── Provided records ──

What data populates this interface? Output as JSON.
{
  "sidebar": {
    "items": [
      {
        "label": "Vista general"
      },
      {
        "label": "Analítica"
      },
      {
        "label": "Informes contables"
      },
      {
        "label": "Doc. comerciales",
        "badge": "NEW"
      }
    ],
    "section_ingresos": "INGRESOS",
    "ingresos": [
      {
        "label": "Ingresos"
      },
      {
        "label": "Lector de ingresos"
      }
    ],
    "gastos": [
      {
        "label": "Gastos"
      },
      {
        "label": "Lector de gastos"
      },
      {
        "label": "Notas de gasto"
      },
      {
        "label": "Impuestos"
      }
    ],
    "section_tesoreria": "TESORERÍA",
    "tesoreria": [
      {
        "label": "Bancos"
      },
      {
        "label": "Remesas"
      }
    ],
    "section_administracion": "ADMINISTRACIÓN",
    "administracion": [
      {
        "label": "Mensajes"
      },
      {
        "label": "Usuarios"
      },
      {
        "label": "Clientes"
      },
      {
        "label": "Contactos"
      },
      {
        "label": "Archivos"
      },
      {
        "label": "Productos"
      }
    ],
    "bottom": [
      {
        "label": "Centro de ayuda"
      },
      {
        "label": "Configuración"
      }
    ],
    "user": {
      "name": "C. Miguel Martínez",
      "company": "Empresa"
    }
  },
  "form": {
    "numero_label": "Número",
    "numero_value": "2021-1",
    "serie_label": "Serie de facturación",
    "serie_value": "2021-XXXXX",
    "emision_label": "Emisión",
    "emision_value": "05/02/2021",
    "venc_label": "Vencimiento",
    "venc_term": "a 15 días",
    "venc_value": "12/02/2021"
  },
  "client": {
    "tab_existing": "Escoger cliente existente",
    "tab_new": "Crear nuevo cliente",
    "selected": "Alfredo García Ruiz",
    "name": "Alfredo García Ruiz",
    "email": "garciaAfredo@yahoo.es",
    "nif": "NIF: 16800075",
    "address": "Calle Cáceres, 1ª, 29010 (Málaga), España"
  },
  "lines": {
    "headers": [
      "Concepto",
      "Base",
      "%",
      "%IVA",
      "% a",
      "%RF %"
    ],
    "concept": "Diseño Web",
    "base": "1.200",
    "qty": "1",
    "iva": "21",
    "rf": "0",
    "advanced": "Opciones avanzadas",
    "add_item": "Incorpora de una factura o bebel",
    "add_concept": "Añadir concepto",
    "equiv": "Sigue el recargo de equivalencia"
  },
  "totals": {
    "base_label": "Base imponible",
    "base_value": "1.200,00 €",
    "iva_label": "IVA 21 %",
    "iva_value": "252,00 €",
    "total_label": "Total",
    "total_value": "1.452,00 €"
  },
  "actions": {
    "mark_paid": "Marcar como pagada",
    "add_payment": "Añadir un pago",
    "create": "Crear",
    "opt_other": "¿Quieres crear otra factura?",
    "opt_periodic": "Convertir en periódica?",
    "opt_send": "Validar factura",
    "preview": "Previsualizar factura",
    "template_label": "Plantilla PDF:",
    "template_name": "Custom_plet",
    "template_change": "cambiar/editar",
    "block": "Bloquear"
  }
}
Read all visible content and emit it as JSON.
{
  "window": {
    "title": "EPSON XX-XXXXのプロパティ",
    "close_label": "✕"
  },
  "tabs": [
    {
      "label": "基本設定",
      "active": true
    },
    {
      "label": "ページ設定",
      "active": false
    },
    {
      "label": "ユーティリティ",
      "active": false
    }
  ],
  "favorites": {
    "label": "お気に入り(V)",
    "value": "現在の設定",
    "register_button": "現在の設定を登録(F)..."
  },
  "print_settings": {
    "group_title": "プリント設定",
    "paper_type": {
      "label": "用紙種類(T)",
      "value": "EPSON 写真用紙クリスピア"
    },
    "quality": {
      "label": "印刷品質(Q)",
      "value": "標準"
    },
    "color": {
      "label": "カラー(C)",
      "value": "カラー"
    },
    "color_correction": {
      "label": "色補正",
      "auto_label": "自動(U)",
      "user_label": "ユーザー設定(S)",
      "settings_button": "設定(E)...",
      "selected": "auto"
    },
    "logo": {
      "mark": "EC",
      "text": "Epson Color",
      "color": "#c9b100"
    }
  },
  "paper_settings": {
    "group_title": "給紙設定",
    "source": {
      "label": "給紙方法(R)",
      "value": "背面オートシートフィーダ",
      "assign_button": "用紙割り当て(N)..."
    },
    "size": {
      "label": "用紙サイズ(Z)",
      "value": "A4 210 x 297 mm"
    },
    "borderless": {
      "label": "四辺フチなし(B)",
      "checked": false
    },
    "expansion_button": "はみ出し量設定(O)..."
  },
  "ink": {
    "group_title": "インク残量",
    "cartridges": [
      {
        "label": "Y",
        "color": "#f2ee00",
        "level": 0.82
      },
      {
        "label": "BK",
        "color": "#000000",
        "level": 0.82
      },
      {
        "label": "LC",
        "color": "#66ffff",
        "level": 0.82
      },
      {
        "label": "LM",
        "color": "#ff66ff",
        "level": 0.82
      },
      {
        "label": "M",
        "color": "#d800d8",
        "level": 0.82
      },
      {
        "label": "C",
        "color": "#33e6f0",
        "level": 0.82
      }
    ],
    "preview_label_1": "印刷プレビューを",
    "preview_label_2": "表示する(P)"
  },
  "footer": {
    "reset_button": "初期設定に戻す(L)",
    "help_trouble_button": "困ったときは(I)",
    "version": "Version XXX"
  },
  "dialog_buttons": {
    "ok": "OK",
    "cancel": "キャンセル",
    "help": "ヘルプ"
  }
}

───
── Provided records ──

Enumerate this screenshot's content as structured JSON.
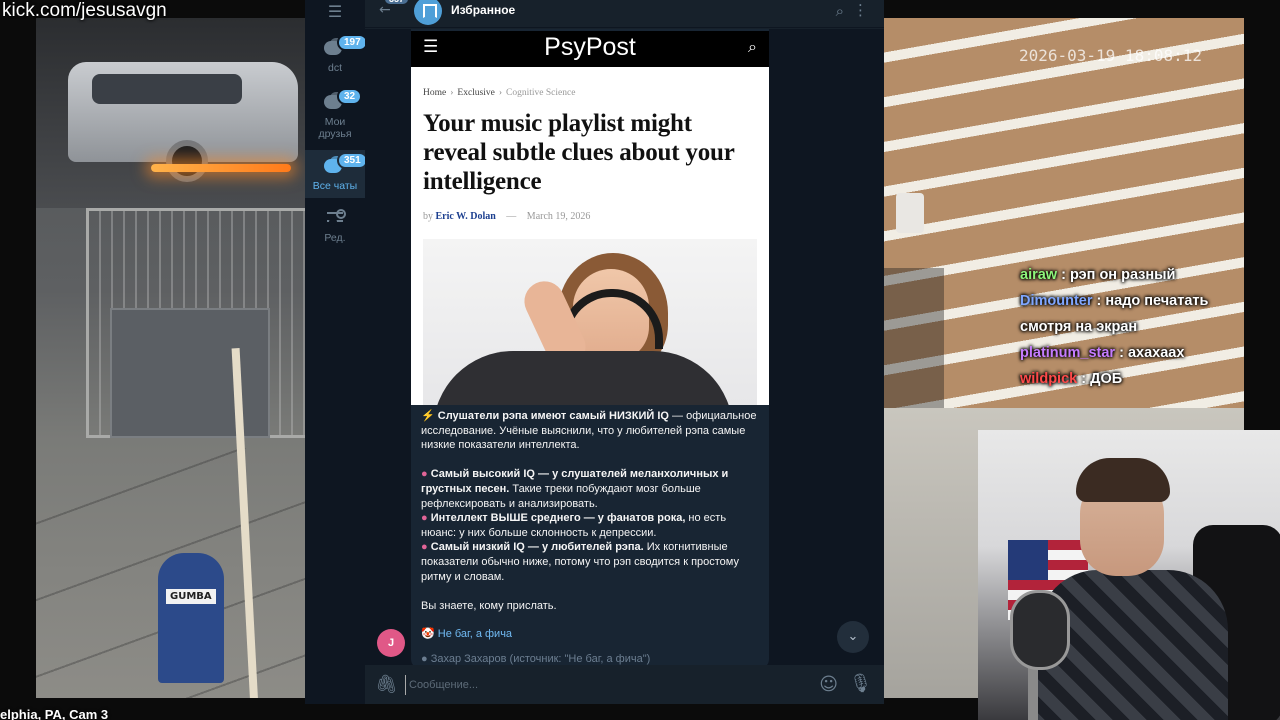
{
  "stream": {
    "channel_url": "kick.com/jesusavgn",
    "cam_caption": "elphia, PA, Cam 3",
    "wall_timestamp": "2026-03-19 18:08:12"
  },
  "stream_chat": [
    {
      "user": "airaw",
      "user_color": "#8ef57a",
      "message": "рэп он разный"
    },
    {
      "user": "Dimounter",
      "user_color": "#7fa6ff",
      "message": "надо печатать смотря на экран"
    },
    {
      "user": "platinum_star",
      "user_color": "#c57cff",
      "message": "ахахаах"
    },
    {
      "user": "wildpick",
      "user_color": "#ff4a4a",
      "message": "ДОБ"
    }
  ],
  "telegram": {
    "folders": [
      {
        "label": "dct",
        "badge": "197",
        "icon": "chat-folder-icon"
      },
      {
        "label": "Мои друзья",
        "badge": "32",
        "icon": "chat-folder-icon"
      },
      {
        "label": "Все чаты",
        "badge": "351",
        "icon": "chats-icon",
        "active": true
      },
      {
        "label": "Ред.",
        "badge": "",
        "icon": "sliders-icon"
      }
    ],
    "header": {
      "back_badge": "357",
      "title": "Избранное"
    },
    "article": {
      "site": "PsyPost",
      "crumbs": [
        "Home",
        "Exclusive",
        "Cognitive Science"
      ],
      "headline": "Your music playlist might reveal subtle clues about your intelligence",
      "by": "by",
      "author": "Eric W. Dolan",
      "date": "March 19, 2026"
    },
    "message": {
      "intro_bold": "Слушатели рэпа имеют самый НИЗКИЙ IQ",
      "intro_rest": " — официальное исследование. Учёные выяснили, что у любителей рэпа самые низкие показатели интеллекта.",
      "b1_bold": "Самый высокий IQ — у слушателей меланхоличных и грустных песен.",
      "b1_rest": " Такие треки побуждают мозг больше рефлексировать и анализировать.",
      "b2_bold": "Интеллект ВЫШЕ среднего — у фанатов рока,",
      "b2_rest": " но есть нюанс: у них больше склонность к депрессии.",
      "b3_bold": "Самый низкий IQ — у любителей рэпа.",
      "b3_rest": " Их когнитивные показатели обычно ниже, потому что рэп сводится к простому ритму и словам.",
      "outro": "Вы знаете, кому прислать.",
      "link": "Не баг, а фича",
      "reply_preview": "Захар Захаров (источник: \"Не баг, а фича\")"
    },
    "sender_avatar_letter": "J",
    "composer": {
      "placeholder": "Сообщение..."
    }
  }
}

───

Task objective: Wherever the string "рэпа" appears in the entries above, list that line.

Reply:
      "intro_bold": "Слушатели рэпа имеют самый НИЗКИЙ IQ",
      "intro_rest": " — официальное исследование. Учёные выяснили, что у любителей рэпа самые низкие показатели интеллекта.",
      "b3_bold": "Самый низкий IQ — у любителей рэпа.",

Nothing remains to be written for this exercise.